Collected data entries
▬▬▬
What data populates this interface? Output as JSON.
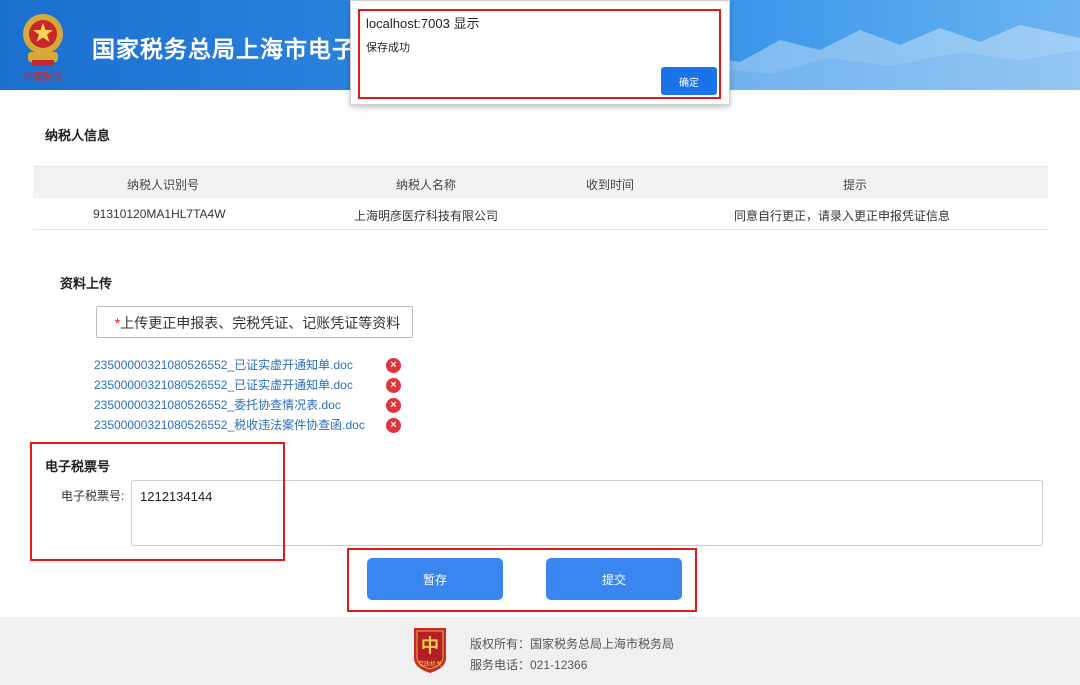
{
  "header": {
    "title": "国家税务总局上海市电子",
    "emblem_caption": "中国税务"
  },
  "dialog": {
    "origin": "localhost:7003 显示",
    "message": "保存成功",
    "ok_label": "确定"
  },
  "taxpayer": {
    "section_title": "纳税人信息",
    "columns": [
      "纳税人识别号",
      "纳税人名称",
      "收到时间",
      "提示"
    ],
    "row": {
      "id": "91310120MA1HL7TA4W",
      "name": "上海明彦医疗科技有限公司",
      "received_time": "",
      "hint": "同意自行更正，请录入更正申报凭证信息"
    }
  },
  "upload": {
    "section_title": "资料上传",
    "required_mark": "*",
    "button_label": "上传更正申报表、完税凭证、记账凭证等资料",
    "files": [
      "23500000321080526552_已证实虚开通知单.doc",
      "23500000321080526552_已证实虚开通知单.doc",
      "23500000321080526552_委托协查情况表.doc",
      "23500000321080526552_税收违法案件协查函.doc"
    ],
    "delete_icon": "x-circle-icon"
  },
  "ticket": {
    "section_title": "电子税票号",
    "label": "电子税票号:",
    "value": "1212134144"
  },
  "actions": {
    "save_label": "暂存",
    "submit_label": "提交"
  },
  "footer": {
    "copyright": "版权所有：国家税务总局上海市税务局",
    "phone": "服务电话：021-12366",
    "badge_text": "党政机关"
  },
  "colors": {
    "primary": "#3a86f0",
    "header": "#2d86e0",
    "highlight": "#e01b1b",
    "link": "#2a6ebb"
  }
}
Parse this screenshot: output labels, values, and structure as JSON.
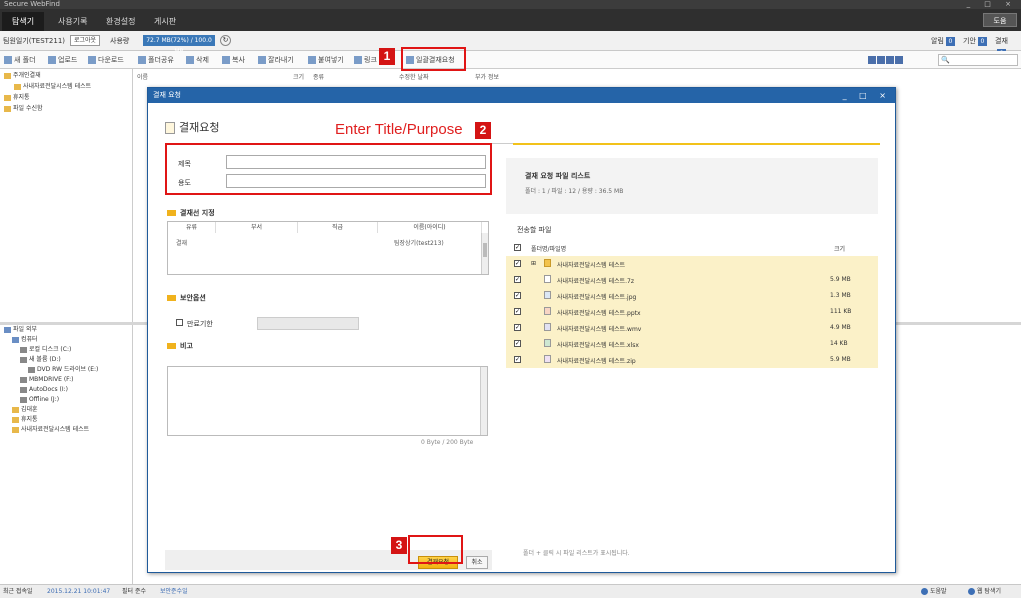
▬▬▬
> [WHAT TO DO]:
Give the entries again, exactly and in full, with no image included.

> [TASK ANSWER]:
What data populates this interface? Output as JSON.
{
  "header": {
    "title": "国家税务总局上海市电子",
    "emblem_caption": "中国税务"
  },
  "dialog": {
    "origin": "localhost:7003 显示",
    "message": "保存成功",
    "ok_label": "确定"
  },
  "taxpayer": {
    "section_title": "纳税人信息",
    "columns": [
      "纳税人识别号",
      "纳税人名称",
      "收到时间",
      "提示"
    ],
    "row": {
      "id": "91310120MA1HL7TA4W",
      "name": "上海明彦医疗科技有限公司",
      "received_time": "",
      "hint": "同意自行更正，请录入更正申报凭证信息"
    }
  },
  "upload": {
    "section_title": "资料上传",
    "required_mark": "*",
    "button_label": "上传更正申报表、完税凭证、记账凭证等资料",
    "files": [
      "23500000321080526552_已证实虚开通知单.doc",
      "23500000321080526552_已证实虚开通知单.doc",
      "23500000321080526552_委托协查情况表.doc",
      "23500000321080526552_税收违法案件协查函.doc"
    ],
    "delete_icon": "x-circle-icon"
  },
  "ticket": {
    "section_title": "电子税票号",
    "label": "电子税票号:",
    "value": "1212134144"
  },
  "actions": {
    "save_label": "暂存",
    "submit_label": "提交"
  },
  "footer": {
    "copyright": "版权所有：国家税务总局上海市税务局",
    "phone": "服务电话：021-12366",
    "badge_text": "党政机关"
  },
  "colors": {
    "primary": "#3a86f0",
    "header": "#2d86e0",
    "highlight": "#e01b1b",
    "link": "#2a6ebb"
  }
}
Parse this screenshot: output labels, values, and structure as JSON.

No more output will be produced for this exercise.